And then: Déjà vu for the Phillies faithful. “Haven’t I seen this before? Early hits, a runner in scoring position, and next—” Yes, you have seen it before, and yes, you saw it again: Kyle Schwarber popped out, Nick Castellanos struck out. Turner stole second to put himself in scoring position, and then JT Realmuto struck out to turn that early momentum into bupkis. Stott’s improved hitting, team struggles with RISP, Schwarber and Realmuto sledding uphill with bat in hand. Familiar patterns showing themselves early, with more to come.

The next two innings played out without fanfare, save for a Turner two-out double off the wall in the bottom of the third. In the fourth, Wheeler struck out Soler (his 5th K of the day) before allowing a double to Arráez, who seemed to be continuing the narrative of his Phillies-killing ways from last night. Bryan De La Cruz singled to right to score Arráez before two quick outs stopped the bleeding.

Castellanos responded with a leadoff double, and, after Realmuto struck out, Marsh produced his own RBI single to right to tie it up. Alec Bohm grounded into a double play to end the inning, but the Phillies were on the board.

At that point, it was time for another narrative to show itself again: a Phillies pitcher melting down around the 5th inning.
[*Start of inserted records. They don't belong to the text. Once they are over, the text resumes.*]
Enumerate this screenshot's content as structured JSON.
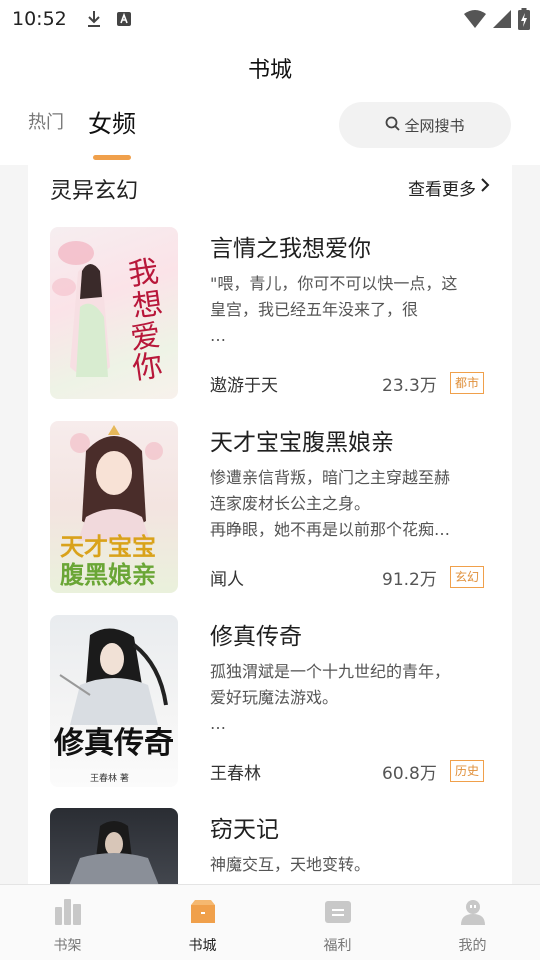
{
  "status_bar": {
    "time": "10:52"
  },
  "header": {
    "title": "书城"
  },
  "tabs": [
    {
      "label": "热门",
      "active": false
    },
    {
      "label": "女频",
      "active": true
    }
  ],
  "search": {
    "label": "全网搜书"
  },
  "section": {
    "title": "灵异玄幻",
    "more_label": "查看更多"
  },
  "books": [
    {
      "title": "言情之我想爱你",
      "desc_lines": [
        "\"喂，青儿，你可不可以快一点，这",
        "皇宫，我已经五年没来了，很",
        "…"
      ],
      "author": "遨游于天",
      "count": "23.3万",
      "tag": "都市",
      "cover_text": "我想爱你"
    },
    {
      "title": "天才宝宝腹黑娘亲",
      "desc_lines": [
        "惨遭亲信背叛，暗门之主穿越至赫",
        "连家废材长公主之身。",
        "再睁眼，她不再是以前那个花痴…"
      ],
      "author": "闻人",
      "count": "91.2万",
      "tag": "玄幻",
      "cover_text": "天才宝宝腹黑娘亲"
    },
    {
      "title": "修真传奇",
      "desc_lines": [
        "孤独渭斌是一个十九世纪的青年，",
        "爱好玩魔法游戏。",
        "…"
      ],
      "author": "王春林",
      "count": "60.8万",
      "tag": "历史",
      "cover_text": "修真传奇"
    },
    {
      "title": "窃天记",
      "desc_lines": [
        "神魔交互，天地变转。"
      ],
      "author": "",
      "count": "",
      "tag": "",
      "cover_text": ""
    }
  ],
  "bottom_nav": [
    {
      "label": "书架",
      "icon": "bookshelf-icon",
      "active": false
    },
    {
      "label": "书城",
      "icon": "bookstore-icon",
      "active": true
    },
    {
      "label": "福利",
      "icon": "welfare-icon",
      "active": false
    },
    {
      "label": "我的",
      "icon": "profile-icon",
      "active": false
    }
  ],
  "colors": {
    "accent": "#f0a04b",
    "nav_inactive": "#c8c8c8"
  }
}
After a quick putout, Wheeler lost the strike zone, walking three of the next four batters. It all seemed, yes, so familiar. But what starts out seeming familiar doesn’t necessarily end that way. A flyout with the bases loaded sent the Fish down without a run, and Wheeler survived to pitch into the 6th.

The bottom of the 5th got started with a flyout and then a Kody Clemens single to right, his first hit in Phillies pinstripes (metaphorically; the Phillies were wearing their day game cream alternates). A double from a seemingly unstoppable Stott sent Clemens home, and the Phillies had a lead.
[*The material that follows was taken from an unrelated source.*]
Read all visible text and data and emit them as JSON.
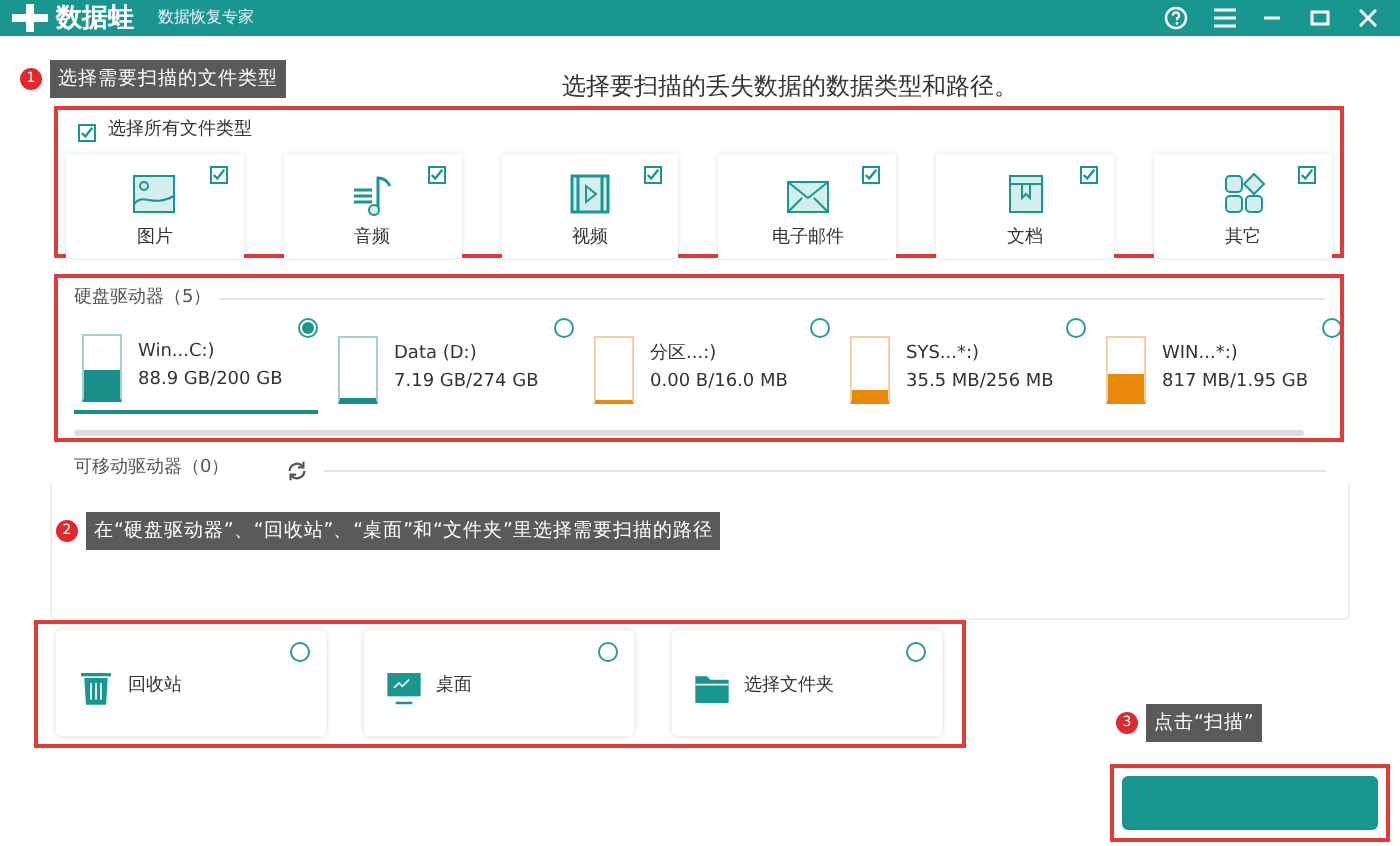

Following that was an extraordinary, ordinary top of the 6th: ordinary because it was a plain 1-2-3 inning, and extraordinary because it marked just the second time this season that a Phillies starter completed 6 innings. A pattern broken, and maybe, a sign of narratives reversing and new things to come.

Or maybe not. Looking for a spark, the Phillies sent two consecutive pinch-hitters to the plate in the bottom of the 7th: Edmundo Sosa for Jake Cave, and Josh Harrison for Clemens. The Phillies’ struggle to get production from the bottom of the lineup is a narrative too, and both pinch hitters struck out.
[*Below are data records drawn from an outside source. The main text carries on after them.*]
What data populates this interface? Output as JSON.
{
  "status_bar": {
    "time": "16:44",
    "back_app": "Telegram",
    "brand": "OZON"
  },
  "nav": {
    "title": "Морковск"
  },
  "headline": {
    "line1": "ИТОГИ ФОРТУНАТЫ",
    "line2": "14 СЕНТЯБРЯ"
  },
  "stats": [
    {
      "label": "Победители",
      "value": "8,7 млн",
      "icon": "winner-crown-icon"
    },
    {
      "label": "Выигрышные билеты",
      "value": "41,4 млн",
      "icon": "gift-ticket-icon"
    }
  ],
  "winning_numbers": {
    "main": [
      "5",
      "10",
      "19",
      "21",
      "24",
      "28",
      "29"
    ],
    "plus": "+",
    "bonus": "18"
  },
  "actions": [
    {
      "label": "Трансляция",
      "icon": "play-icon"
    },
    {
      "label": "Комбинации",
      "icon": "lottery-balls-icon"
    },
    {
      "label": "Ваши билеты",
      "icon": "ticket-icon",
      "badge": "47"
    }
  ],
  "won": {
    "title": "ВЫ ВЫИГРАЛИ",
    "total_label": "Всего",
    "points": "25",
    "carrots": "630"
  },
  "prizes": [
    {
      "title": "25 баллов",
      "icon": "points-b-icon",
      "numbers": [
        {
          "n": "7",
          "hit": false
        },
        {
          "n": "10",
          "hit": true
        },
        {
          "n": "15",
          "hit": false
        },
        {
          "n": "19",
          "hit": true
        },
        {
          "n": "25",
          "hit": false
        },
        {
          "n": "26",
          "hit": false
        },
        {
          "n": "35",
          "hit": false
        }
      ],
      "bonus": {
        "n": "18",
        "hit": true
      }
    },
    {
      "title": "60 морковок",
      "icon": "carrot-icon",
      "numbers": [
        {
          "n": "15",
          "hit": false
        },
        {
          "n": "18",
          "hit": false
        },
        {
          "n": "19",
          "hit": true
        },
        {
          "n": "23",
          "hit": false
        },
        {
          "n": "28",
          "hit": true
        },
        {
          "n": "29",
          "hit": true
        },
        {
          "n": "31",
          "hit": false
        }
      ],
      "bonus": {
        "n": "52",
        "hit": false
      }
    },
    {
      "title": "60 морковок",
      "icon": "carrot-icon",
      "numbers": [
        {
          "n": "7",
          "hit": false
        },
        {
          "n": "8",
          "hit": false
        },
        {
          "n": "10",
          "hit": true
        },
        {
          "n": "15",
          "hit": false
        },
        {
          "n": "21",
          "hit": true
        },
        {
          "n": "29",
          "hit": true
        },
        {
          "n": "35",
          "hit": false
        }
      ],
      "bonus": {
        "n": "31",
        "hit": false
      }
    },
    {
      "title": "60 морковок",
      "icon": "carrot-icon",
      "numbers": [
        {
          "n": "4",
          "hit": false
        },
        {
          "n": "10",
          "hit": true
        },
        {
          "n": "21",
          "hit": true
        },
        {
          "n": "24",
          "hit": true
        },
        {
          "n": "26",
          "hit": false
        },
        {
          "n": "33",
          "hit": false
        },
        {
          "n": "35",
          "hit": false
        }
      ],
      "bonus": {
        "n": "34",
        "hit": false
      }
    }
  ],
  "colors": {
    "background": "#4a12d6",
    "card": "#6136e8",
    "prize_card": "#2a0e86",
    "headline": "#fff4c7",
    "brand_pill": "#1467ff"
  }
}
Then Jose Alvarado allowed a leadoff homer to Jorge Soler to start the 8th and tie the game. Arráez flew out to center, but made strong contact in doing so; Alvarado was pulled for Seranthony Dominguez, who navigated the rest of the inning without allowing another run. The Phillies, who hadn’t put a runner on since the 5th, went down 1-2-3 again.

And then the 9th: Gregory Soto came to the mound with his own narrative, one that he had brought with him to Philly: tremendous firepower, but a lack of an ability to locate it. And that narrative, too, seemed to play out as he walked his second batter of the inning on just four pitches. But just as suddenly, he seemed to put it aside: two consecutive strikeouts to end the ninth, and give the Phillies a chance to walk it off. If, of course, they could end the most baffling narrative of all: their inexplicable habit of stumbling when faced with the Fish.

They couldn’t. The rest was not dramatic. Craig Kimbrel relieved Soto after the first batter of the 10th struck out. Then De La Cruz singled to right, scoring the ghost runner. Cristian Pache swung at the first pitch he saw and popped out. Déjà vu again; there would be no upending of the narrative regarding his ability to hit. Stott and Turner went down on a strikeout and fly out to end it and drop the series.

Once again, the Phillies find a way to make it look difficult when playing Miami. Once again they struggle to turn opportunity into runs, and once again they lose. This sort of loss, to this specific opponent, will happen again, but eventually it’ll come as a meaningless one-off instead of a maddeningly familiar refrain. But for now, the song remains the same.